The only state-sponsored treatment option for the undocumented is a program for expectant mothers, offered through SoonerCare, Oklahoma’s Medicaid program.
Claudia Barajas, of the Latino Community Development Agency in Oklahoma City, said the lack of options, as well as limited services at clinics and long wait times at hospitals, leaves undocumented families struggling with chronic illnesses such as heart disease and diabetes.
She views the immigration bill as good news. With provisional status, immigrants can work for almost any employer and buy into a health plan if it’s offered and the worker can afford the cost. In 2014, health care reform will require employers with more than 50 full-time workers -- those averaging 30 or more hours per week -- to offer health insurance.
“It will be easier for (immigrants) to get a job and apply for health insurance,” Barajas said. “It’s still good. We are increasing job opportunities for people. We are also giving them an opportunity to get an education.”
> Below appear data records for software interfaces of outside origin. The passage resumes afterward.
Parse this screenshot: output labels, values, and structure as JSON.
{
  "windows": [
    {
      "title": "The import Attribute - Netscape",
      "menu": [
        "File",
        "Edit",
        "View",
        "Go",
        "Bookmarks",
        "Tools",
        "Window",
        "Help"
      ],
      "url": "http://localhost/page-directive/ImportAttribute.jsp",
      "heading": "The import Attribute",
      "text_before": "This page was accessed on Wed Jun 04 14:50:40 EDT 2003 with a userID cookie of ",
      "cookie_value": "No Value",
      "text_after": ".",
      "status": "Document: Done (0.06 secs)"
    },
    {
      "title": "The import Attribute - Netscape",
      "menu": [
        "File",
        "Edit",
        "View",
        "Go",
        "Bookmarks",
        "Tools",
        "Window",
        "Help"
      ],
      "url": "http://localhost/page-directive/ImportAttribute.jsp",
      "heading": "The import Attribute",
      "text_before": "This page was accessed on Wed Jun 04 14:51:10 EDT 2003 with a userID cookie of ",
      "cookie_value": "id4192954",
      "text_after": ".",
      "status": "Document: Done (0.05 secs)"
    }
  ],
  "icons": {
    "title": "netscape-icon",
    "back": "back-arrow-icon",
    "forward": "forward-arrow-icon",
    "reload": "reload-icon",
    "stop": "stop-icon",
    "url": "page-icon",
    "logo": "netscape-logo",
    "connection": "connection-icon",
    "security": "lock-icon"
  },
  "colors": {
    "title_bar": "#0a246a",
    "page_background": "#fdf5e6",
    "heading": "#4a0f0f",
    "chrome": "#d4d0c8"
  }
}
Historically, however, non-citizens, including legalized and illegal immigrants, are more likely to work at small businesses that don’t offer health insurance, according to a 2013 report by The Henry J. Kaiser Family Foundation, a research group.
“You want everyone to have health insurance and be healthy,” Rejeske said. Referring to the immigration bill, she added, “It isn’t enough for everybody.”
Note: Chase Cook is reporting on illegal immigrants and health care as part of an “Immigration in the Heartland” fellowship sponsored by the Institute for Justice and Journalism.
Oklahoma Watch is a nonprofit organization that produces in-depth and investigative journalism on important public-policy issues facing the state.